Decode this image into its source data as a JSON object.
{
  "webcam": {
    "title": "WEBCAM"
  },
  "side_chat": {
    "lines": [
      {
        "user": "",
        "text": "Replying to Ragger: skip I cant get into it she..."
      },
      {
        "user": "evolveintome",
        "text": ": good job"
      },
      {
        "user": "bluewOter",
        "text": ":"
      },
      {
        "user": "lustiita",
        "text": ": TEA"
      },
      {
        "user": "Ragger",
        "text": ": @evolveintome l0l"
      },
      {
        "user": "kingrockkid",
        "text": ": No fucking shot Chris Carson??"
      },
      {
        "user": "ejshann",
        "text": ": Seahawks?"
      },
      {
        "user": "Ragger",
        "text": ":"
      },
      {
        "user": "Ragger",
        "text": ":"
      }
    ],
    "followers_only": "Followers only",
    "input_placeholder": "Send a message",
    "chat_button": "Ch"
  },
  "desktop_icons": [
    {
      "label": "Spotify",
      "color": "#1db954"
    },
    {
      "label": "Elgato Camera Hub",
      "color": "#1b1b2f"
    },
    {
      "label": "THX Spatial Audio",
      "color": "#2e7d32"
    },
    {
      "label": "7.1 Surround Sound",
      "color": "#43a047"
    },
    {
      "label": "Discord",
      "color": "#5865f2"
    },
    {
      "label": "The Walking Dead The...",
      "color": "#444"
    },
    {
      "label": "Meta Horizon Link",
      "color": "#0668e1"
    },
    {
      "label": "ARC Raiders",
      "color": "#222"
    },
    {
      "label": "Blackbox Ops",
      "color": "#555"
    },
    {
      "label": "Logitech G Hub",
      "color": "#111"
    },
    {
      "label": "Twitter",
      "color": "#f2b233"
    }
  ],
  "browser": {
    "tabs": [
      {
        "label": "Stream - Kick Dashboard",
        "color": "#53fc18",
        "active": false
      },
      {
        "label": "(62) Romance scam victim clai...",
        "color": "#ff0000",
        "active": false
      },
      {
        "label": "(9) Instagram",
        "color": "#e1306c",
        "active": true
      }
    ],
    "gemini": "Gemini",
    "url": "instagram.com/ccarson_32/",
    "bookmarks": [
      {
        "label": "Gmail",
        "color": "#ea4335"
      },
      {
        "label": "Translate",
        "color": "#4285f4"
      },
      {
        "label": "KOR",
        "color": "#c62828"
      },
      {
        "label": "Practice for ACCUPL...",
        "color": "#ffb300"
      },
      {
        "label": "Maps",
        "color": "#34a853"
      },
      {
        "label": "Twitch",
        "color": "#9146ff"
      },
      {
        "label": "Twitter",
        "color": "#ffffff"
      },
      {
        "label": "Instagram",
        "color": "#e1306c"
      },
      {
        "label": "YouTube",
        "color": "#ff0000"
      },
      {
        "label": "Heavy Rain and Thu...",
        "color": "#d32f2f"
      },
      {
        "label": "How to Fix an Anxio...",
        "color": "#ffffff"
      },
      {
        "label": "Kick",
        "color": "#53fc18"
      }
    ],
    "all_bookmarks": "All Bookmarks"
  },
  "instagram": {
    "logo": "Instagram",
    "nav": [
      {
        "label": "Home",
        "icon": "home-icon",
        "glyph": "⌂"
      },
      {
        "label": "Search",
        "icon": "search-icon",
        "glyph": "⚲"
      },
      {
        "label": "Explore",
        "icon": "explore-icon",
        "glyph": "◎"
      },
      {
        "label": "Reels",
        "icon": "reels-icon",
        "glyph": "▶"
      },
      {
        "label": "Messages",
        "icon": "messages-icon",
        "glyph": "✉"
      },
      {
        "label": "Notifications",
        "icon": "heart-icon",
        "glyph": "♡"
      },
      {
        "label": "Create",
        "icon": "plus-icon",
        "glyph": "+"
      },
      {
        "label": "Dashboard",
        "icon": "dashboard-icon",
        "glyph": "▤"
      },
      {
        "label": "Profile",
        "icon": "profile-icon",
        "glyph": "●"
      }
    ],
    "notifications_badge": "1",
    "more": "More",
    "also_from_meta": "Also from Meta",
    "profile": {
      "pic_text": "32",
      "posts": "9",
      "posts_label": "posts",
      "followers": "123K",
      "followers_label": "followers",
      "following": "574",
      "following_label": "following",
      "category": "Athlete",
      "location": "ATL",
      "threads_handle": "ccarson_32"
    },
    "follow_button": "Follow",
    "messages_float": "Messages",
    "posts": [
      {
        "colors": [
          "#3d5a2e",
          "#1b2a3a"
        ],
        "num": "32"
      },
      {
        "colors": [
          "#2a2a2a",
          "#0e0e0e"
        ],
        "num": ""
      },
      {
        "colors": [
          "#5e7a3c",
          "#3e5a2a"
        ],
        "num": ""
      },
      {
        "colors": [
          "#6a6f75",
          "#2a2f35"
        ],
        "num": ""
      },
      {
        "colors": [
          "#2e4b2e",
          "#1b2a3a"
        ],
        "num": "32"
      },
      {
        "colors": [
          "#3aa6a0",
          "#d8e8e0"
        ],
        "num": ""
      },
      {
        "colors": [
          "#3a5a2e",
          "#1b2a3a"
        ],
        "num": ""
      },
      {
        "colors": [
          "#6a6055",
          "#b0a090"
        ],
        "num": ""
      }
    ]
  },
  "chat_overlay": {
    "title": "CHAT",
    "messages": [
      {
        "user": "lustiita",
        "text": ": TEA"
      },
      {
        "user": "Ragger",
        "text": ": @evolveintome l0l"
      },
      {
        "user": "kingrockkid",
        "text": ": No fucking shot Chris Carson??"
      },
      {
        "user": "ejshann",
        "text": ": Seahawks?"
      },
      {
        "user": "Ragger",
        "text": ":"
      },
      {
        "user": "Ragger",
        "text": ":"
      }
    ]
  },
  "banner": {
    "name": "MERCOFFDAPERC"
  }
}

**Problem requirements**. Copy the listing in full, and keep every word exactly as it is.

**Exercise result**.
Decode this image into its source data as a JSON object.
{
  "webcam": {
    "title": "WEBCAM"
  },
  "side_chat": {
    "lines": [
      {
        "user": "",
        "text": "Replying to Ragger: skip I cant get into it she..."
      },
      {
        "user": "evolveintome",
        "text": ": good job"
      },
      {
        "user": "bluewOter",
        "text": ":"
      },
      {
        "user": "lustiita",
        "text": ": TEA"
      },
      {
        "user": "Ragger",
        "text": ": @evolveintome l0l"
      },
      {
        "user": "kingrockkid",
        "text": ": No fucking shot Chris Carson??"
      },
      {
        "user": "ejshann",
        "text": ": Seahawks?"
      },
      {
        "user": "Ragger",
        "text": ":"
      },
      {
        "user": "Ragger",
        "text": ":"
      }
    ],
    "followers_only": "Followers only",
    "input_placeholder": "Send a message",
    "chat_button": "Ch"
  },
  "desktop_icons": [
    {
      "label": "Spotify",
      "color": "#1db954"
    },
    {
      "label": "Elgato Camera Hub",
      "color": "#1b1b2f"
    },
    {
      "label": "THX Spatial Audio",
      "color": "#2e7d32"
    },
    {
      "label": "7.1 Surround Sound",
      "color": "#43a047"
    },
    {
      "label": "Discord",
      "color": "#5865f2"
    },
    {
      "label": "The Walking Dead The...",
      "color": "#444"
    },
    {
      "label": "Meta Horizon Link",
      "color": "#0668e1"
    },
    {
      "label": "ARC Raiders",
      "color": "#222"
    },
    {
      "label": "Blackbox Ops",
      "color": "#555"
    },
    {
      "label": "Logitech G Hub",
      "color": "#111"
    },
    {
      "label": "Twitter",
      "color": "#f2b233"
    }
  ],
  "browser": {
    "tabs": [
      {
        "label": "Stream - Kick Dashboard",
        "color": "#53fc18",
        "active": false
      },
      {
        "label": "(62) Romance scam victim clai...",
        "color": "#ff0000",
        "active": false
      },
      {
        "label": "(9) Instagram",
        "color": "#e1306c",
        "active": true
      }
    ],
    "gemini": "Gemini",
    "url": "instagram.com/ccarson_32/",
    "bookmarks": [
      {
        "label": "Gmail",
        "color": "#ea4335"
      },
      {
        "label": "Translate",
        "color": "#4285f4"
      },
      {
        "label": "KOR",
        "color": "#c62828"
      },
      {
        "label": "Practice for ACCUPL...",
        "color": "#ffb300"
      },
      {
        "label": "Maps",
        "color": "#34a853"
      },
      {
        "label": "Twitch",
        "color": "#9146ff"
      },
      {
        "label": "Twitter",
        "color": "#ffffff"
      },
      {
        "label": "Instagram",
        "color": "#e1306c"
      },
      {
        "label": "YouTube",
        "color": "#ff0000"
      },
      {
        "label": "Heavy Rain and Thu...",
        "color": "#d32f2f"
      },
      {
        "label": "How to Fix an Anxio...",
        "color": "#ffffff"
      },
      {
        "label": "Kick",
        "color": "#53fc18"
      }
    ],
    "all_bookmarks": "All Bookmarks"
  },
  "instagram": {
    "logo": "Instagram",
    "nav": [
      {
        "label": "Home",
        "icon": "home-icon",
        "glyph": "⌂"
      },
      {
        "label": "Search",
        "icon": "search-icon",
        "glyph": "⚲"
      },
      {
        "label": "Explore",
        "icon": "explore-icon",
        "glyph": "◎"
      },
      {
        "label": "Reels",
        "icon": "reels-icon",
        "glyph": "▶"
      },
      {
        "label": "Messages",
        "icon": "messages-icon",
        "glyph": "✉"
      },
      {
        "label": "Notifications",
        "icon": "heart-icon",
        "glyph": "♡"
      },
      {
        "label": "Create",
        "icon": "plus-icon",
        "glyph": "+"
      },
      {
        "label": "Dashboard",
        "icon": "dashboard-icon",
        "glyph": "▤"
      },
      {
        "label": "Profile",
        "icon": "profile-icon",
        "glyph": "●"
      }
    ],
    "notifications_badge": "1",
    "more": "More",
    "also_from_meta": "Also from Meta",
    "profile": {
      "pic_text": "32",
      "posts": "9",
      "posts_label": "posts",
      "followers": "123K",
      "followers_label": "followers",
      "following": "574",
      "following_label": "following",
      "category": "Athlete",
      "location": "ATL",
      "threads_handle": "ccarson_32"
    },
    "follow_button": "Follow",
    "messages_float": "Messages",
    "posts": [
      {
        "colors": [
          "#3d5a2e",
          "#1b2a3a"
        ],
        "num": "32"
      },
      {
        "colors": [
          "#2a2a2a",
          "#0e0e0e"
        ],
        "num": ""
      },
      {
        "colors": [
          "#5e7a3c",
          "#3e5a2a"
        ],
        "num": ""
      },
      {
        "colors": [
          "#6a6f75",
          "#2a2f35"
        ],
        "num": ""
      },
      {
        "colors": [
          "#2e4b2e",
          "#1b2a3a"
        ],
        "num": "32"
      },
      {
        "colors": [
          "#3aa6a0",
          "#d8e8e0"
        ],
        "num": ""
      },
      {
        "colors": [
          "#3a5a2e",
          "#1b2a3a"
        ],
        "num": ""
      },
      {
        "colors": [
          "#6a6055",
          "#b0a090"
        ],
        "num": ""
      }
    ]
  },
  "chat_overlay": {
    "title": "CHAT",
    "messages": [
      {
        "user": "lustiita",
        "text": ": TEA"
      },
      {
        "user": "Ragger",
        "text": ": @evolveintome l0l"
      },
      {
        "user": "kingrockkid",
        "text": ": No fucking shot Chris Carson??"
      },
      {
        "user": "ejshann",
        "text": ": Seahawks?"
      },
      {
        "user": "Ragger",
        "text": ":"
      },
      {
        "user": "Ragger",
        "text": ":"
      }
    ]
  },
  "banner": {
    "name": "MERCOFFDAPERC"
  }
}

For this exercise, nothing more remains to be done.